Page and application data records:
━━━━━━━━
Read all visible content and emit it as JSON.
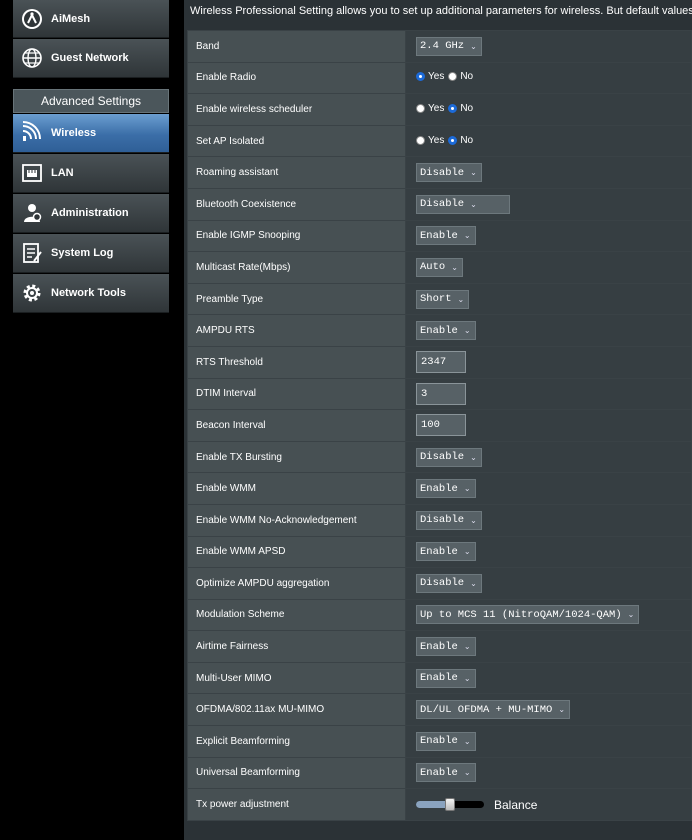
{
  "sidebar": {
    "top_items": [
      {
        "label": "AiMesh",
        "icon": "aimesh-icon"
      },
      {
        "label": "Guest Network",
        "icon": "globe-icon"
      }
    ],
    "section_header": "Advanced Settings",
    "items": [
      {
        "label": "Wireless",
        "icon": "wifi-icon",
        "active": true
      },
      {
        "label": "LAN",
        "icon": "lan-icon",
        "active": false
      },
      {
        "label": "Administration",
        "icon": "admin-icon",
        "active": false
      },
      {
        "label": "System Log",
        "icon": "system-log-icon",
        "active": false
      },
      {
        "label": "Network Tools",
        "icon": "gear-icon",
        "active": false
      }
    ]
  },
  "intro_text": "Wireless Professional Setting allows you to set up additional parameters for wireless. But default values a",
  "settings": [
    {
      "label": "Band",
      "type": "select",
      "value": "2.4 GHz"
    },
    {
      "label": "Enable Radio",
      "type": "radio",
      "options": [
        "Yes",
        "No"
      ],
      "selected": "Yes"
    },
    {
      "label": "Enable wireless scheduler",
      "type": "radio",
      "options": [
        "Yes",
        "No"
      ],
      "selected": "No"
    },
    {
      "label": "Set AP Isolated",
      "type": "radio",
      "options": [
        "Yes",
        "No"
      ],
      "selected": "No"
    },
    {
      "label": "Roaming assistant",
      "type": "select",
      "value": "Disable"
    },
    {
      "label": "Bluetooth Coexistence",
      "type": "select",
      "value": "Disable",
      "wide": true
    },
    {
      "label": "Enable IGMP Snooping",
      "type": "select",
      "value": "Enable"
    },
    {
      "label": "Multicast Rate(Mbps)",
      "type": "select",
      "value": "Auto"
    },
    {
      "label": "Preamble Type",
      "type": "select",
      "value": "Short"
    },
    {
      "label": "AMPDU RTS",
      "type": "select",
      "value": "Enable"
    },
    {
      "label": "RTS Threshold",
      "type": "text",
      "value": "2347"
    },
    {
      "label": "DTIM Interval",
      "type": "text",
      "value": "3"
    },
    {
      "label": "Beacon Interval",
      "type": "text",
      "value": "100"
    },
    {
      "label": "Enable TX Bursting",
      "type": "select",
      "value": "Disable"
    },
    {
      "label": "Enable WMM",
      "type": "select",
      "value": "Enable"
    },
    {
      "label": "Enable WMM No-Acknowledgement",
      "type": "select",
      "value": "Disable"
    },
    {
      "label": "Enable WMM APSD",
      "type": "select",
      "value": "Enable"
    },
    {
      "label": "Optimize AMPDU aggregation",
      "type": "select",
      "value": "Disable"
    },
    {
      "label": "Modulation Scheme",
      "type": "select",
      "value": "Up to MCS 11 (NitroQAM/1024-QAM)"
    },
    {
      "label": "Airtime Fairness",
      "type": "select",
      "value": "Enable"
    },
    {
      "label": "Multi-User MIMO",
      "type": "select",
      "value": "Enable"
    },
    {
      "label": "OFDMA/802.11ax MU-MIMO",
      "type": "select",
      "value": "DL/UL OFDMA + MU-MIMO"
    },
    {
      "label": "Explicit Beamforming",
      "type": "select",
      "value": "Enable"
    },
    {
      "label": "Universal Beamforming",
      "type": "select",
      "value": "Enable"
    },
    {
      "label": "Tx power adjustment",
      "type": "slider",
      "level": 0.5,
      "value_label": "Balance"
    }
  ],
  "colors": {
    "accent_blue": "#3b6ea8",
    "radio_selected": "#1c6ad8",
    "panel": "#2b3236"
  }
}
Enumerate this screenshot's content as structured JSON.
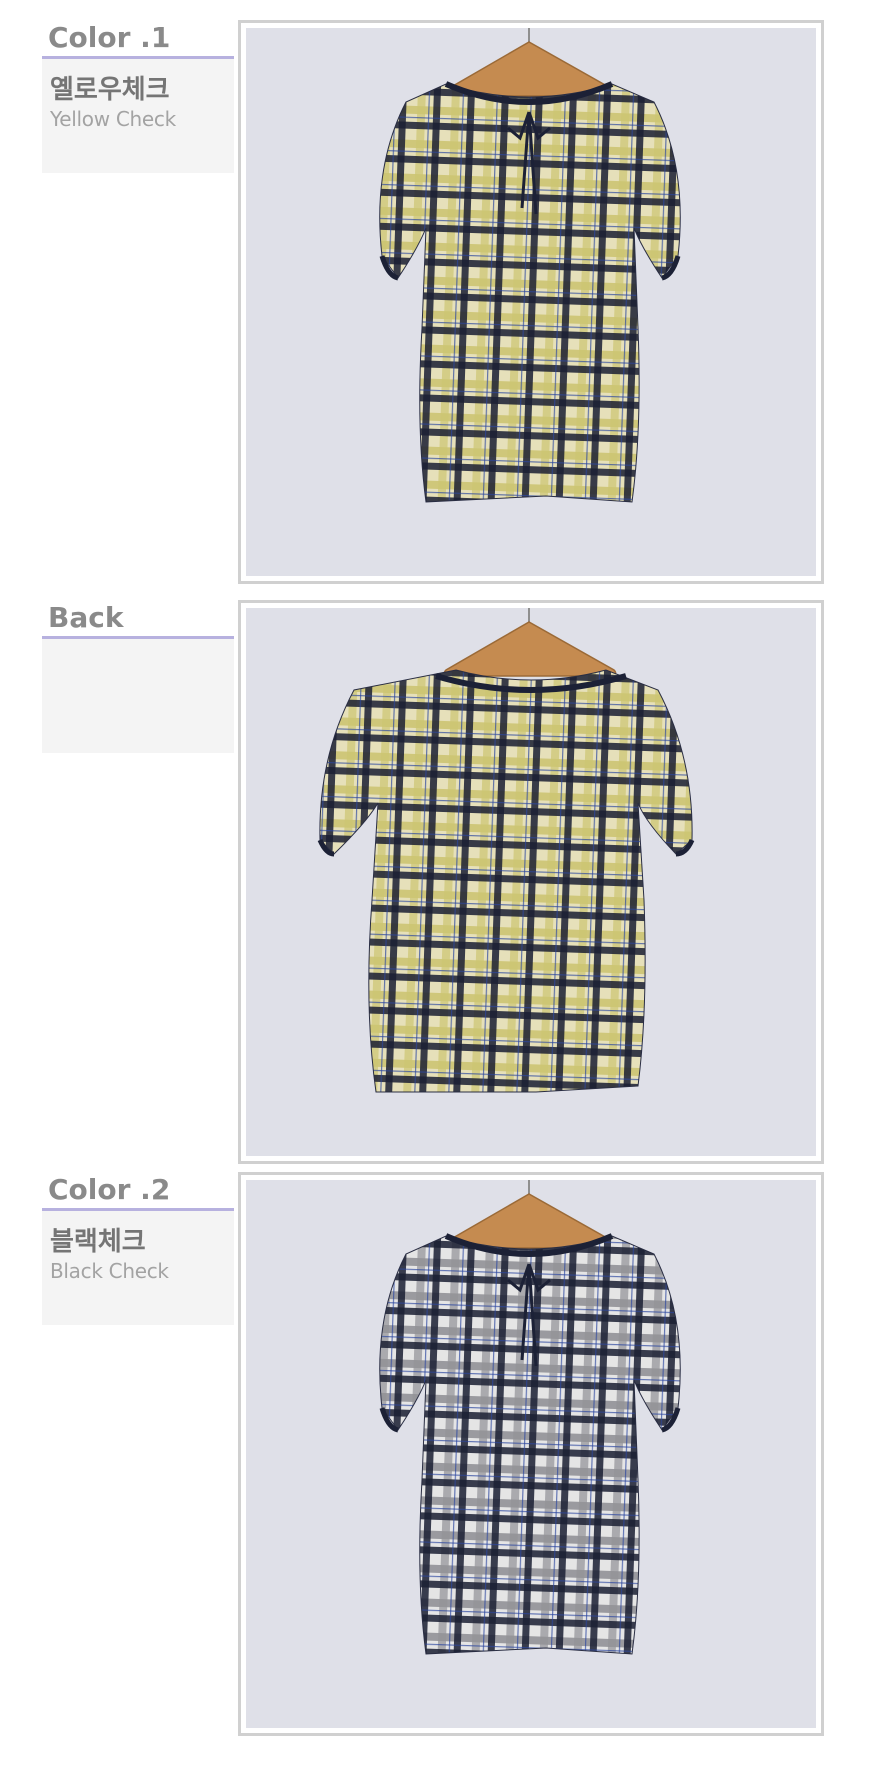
{
  "sections": [
    {
      "title": "Color .1",
      "name_ko": "옐로우체크",
      "name_en": "Yellow Check",
      "garment": "yellow-check",
      "view": "front"
    },
    {
      "title": "Back",
      "name_ko": "",
      "name_en": "",
      "garment": "yellow-check",
      "view": "back"
    },
    {
      "title": "Color .2",
      "name_ko": "블랙체크",
      "name_en": "Black Check",
      "garment": "black-check",
      "view": "front"
    }
  ],
  "colors": {
    "label_text": "#8a8a8a",
    "label_rule": "#b7b1df",
    "label_box": "#f4f4f4",
    "wall": "#dfe0e8",
    "yellow_check_base": "#f3edc4",
    "yellow_check_band": "#d9d07a",
    "black_check_base": "#f2f2f2",
    "check_dark": "#1c2136",
    "hanger_wood": "#c58b50"
  }
}
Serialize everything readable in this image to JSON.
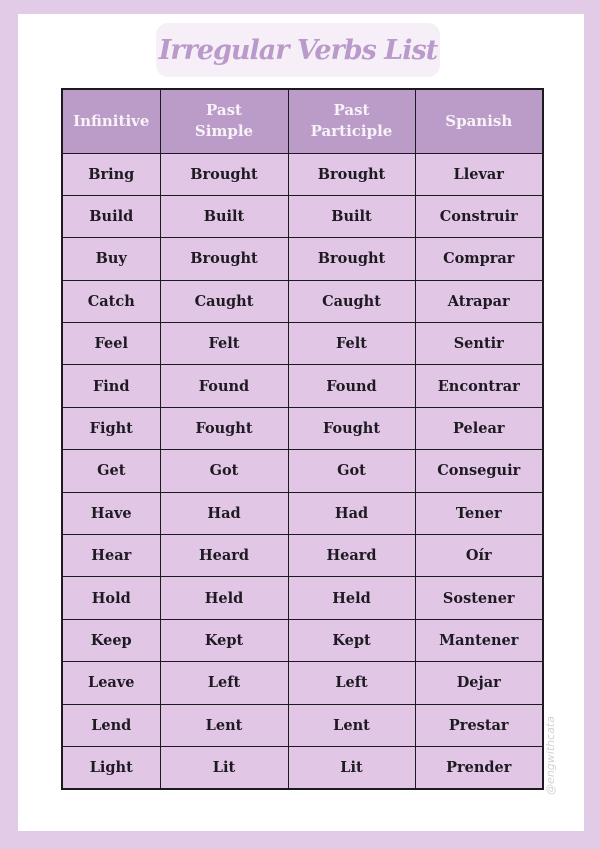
{
  "title": "Irregular Verbs List",
  "watermark": "@engwithcata",
  "colors": {
    "page_background": "#e2cbe6",
    "panel": "#ffffff",
    "title_box": "#f7eff8",
    "title_text": "#b99aca",
    "header_background": "#bb9cc8",
    "header_text": "#f8f2f9",
    "cell_background": "#e1c7e5",
    "cell_text": "#1e1a22",
    "border": "#1d1a1f"
  },
  "table": {
    "headers": [
      [
        "Infinitive"
      ],
      [
        "Past",
        "Simple"
      ],
      [
        "Past",
        "Participle"
      ],
      [
        "Spanish"
      ]
    ],
    "rows": [
      [
        "Bring",
        "Brought",
        "Brought",
        "Llevar"
      ],
      [
        "Build",
        "Built",
        "Built",
        "Construir"
      ],
      [
        "Buy",
        "Brought",
        "Brought",
        "Comprar"
      ],
      [
        "Catch",
        "Caught",
        "Caught",
        "Atrapar"
      ],
      [
        "Feel",
        "Felt",
        "Felt",
        "Sentir"
      ],
      [
        "Find",
        "Found",
        "Found",
        "Encontrar"
      ],
      [
        "Fight",
        "Fought",
        "Fought",
        "Pelear"
      ],
      [
        "Get",
        "Got",
        "Got",
        "Conseguir"
      ],
      [
        "Have",
        "Had",
        "Had",
        "Tener"
      ],
      [
        "Hear",
        "Heard",
        "Heard",
        "Oír"
      ],
      [
        "Hold",
        "Held",
        "Held",
        "Sostener"
      ],
      [
        "Keep",
        "Kept",
        "Kept",
        "Mantener"
      ],
      [
        "Leave",
        "Left",
        "Left",
        "Dejar"
      ],
      [
        "Lend",
        "Lent",
        "Lent",
        "Prestar"
      ],
      [
        "Light",
        "Lit",
        "Lit",
        "Prender"
      ]
    ]
  }
}
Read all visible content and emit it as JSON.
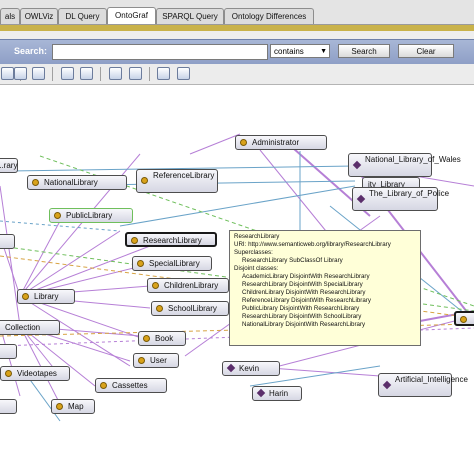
{
  "tabs": [
    {
      "label": "als",
      "active": false
    },
    {
      "label": "OWLViz",
      "active": false
    },
    {
      "label": "DL Query",
      "active": false
    },
    {
      "label": "OntoGraf",
      "active": true
    },
    {
      "label": "SPARQL Query",
      "active": false
    },
    {
      "label": "Ontology Differences",
      "active": false
    }
  ],
  "search": {
    "label": "Search:",
    "value": "",
    "mode": "contains",
    "search_button": "Search",
    "clear_button": "Clear"
  },
  "nodes": {
    "library_left": "...rary",
    "national_library": "NationalLibrary",
    "reference_library": "ReferenceLibrary",
    "public_library": "PublicLibrary",
    "research_library": "ResearchLibrary",
    "special_library": "SpecialLibrary",
    "children_library": "ChildrenLibrary",
    "school_library": "SchoolLibrary",
    "library": "Library",
    "collection": "Collection",
    "book": "Book",
    "user": "User",
    "videotapes": "Videotapes",
    "cassettes": "Cassettes",
    "map": "Map",
    "kevin": "Kevin",
    "harin": "Harin",
    "administrator": "Administrator",
    "national_library_wales": "National_Library_of_Wales",
    "city_library": "ity_Library",
    "library_of_police": "The_Library_of_Police",
    "artificial_intelligence": "Artificial_Intelligence"
  },
  "tooltip": {
    "title": "ResearchLibrary",
    "uri": "URI:  http://www.semanticweb.org/library/ResearchLibrary",
    "superclasses_heading": "Superclasses:",
    "superclasses": [
      "ResearchLibrary SubClassOf Library"
    ],
    "disjoint_heading": "Disjoint classes:",
    "disjoint": [
      "AcademicLibrary DisjointWith ResearchLibrary",
      "ResearchLibrary DisjointWith SpecialLibrary",
      "ChildrenLibrary DisjointWith ResearchLibrary",
      "ReferenceLibrary DisjointWith ResearchLibrary",
      "PublicLibrary DisjointWith ResearchLibrary",
      "ResearchLibrary DisjointWith SchoolLibrary",
      "NationalLibrary DisjointWith ResearchLibrary"
    ]
  },
  "colors": {
    "edge_purple": "#b67fd6",
    "edge_blue": "#6aa3c8",
    "edge_green_dash": "#6fbf5c",
    "edge_orange_dash": "#d7a343",
    "class_dot": "#d9a21a",
    "individual_diamond": "#5b2e6b"
  }
}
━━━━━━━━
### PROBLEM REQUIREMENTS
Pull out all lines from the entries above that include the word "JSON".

### ANSWER
Read all visible content and emit it as JSON.
Enumerate this screenshot's content as structured JSON.
Serialize everything readable in this image to JSON.
Read all visible content and emit it as JSON.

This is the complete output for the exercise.